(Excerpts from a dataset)
########################################
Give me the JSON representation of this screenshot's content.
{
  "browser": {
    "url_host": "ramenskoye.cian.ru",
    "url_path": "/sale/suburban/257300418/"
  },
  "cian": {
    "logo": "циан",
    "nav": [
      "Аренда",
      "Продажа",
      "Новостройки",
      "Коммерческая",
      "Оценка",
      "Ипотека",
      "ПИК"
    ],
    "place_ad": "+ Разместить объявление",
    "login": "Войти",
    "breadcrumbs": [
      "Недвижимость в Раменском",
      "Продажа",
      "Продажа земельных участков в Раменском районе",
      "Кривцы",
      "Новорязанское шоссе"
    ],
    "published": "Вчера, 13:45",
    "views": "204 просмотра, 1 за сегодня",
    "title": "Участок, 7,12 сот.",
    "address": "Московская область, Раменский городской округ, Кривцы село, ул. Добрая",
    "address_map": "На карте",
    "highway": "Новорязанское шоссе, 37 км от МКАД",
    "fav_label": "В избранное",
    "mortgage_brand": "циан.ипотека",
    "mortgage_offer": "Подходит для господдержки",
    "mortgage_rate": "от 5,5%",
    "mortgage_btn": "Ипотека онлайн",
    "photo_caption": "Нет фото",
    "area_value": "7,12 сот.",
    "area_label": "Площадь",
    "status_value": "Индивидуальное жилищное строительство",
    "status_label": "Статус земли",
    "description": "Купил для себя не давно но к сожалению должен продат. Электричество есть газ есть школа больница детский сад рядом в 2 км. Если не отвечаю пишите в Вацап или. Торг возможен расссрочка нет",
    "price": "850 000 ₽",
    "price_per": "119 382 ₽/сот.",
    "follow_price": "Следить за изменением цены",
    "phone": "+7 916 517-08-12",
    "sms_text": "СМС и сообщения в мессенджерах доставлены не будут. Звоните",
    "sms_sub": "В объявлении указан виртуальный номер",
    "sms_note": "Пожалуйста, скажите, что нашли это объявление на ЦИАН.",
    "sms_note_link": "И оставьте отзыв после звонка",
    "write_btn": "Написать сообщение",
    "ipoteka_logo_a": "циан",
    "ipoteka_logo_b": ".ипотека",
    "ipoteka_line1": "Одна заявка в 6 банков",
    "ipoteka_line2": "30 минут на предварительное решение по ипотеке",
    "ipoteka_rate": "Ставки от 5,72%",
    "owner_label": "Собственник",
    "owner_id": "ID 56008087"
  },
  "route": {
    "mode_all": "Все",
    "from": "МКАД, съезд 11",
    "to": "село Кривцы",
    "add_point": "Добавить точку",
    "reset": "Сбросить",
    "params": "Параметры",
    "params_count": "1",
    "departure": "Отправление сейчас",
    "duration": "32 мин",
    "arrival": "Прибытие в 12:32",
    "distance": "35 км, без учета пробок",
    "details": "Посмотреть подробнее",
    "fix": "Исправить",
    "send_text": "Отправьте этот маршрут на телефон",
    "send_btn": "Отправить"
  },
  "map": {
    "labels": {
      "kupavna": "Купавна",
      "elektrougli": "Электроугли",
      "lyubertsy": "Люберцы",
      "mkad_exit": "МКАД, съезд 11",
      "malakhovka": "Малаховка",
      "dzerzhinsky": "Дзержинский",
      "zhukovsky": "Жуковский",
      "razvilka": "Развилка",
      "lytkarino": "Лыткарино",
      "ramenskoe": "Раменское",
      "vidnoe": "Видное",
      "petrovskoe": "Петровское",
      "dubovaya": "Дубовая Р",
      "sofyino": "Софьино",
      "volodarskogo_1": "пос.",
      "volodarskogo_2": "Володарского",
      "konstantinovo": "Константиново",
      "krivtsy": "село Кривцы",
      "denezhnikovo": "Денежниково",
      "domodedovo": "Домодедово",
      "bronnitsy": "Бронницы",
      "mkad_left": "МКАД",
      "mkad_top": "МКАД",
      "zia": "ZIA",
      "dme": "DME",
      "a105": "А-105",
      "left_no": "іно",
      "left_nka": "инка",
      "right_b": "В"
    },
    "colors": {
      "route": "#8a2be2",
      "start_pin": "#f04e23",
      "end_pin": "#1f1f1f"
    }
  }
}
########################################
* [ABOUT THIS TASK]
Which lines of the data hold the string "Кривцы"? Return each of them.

* [RESPONSE BOX]
      "Кривцы",
    "address": "Московская область, Раменский городской округ, Кривцы село, ул. Добрая",
    "to": "село Кривцы",
      "krivtsy": "село Кривцы",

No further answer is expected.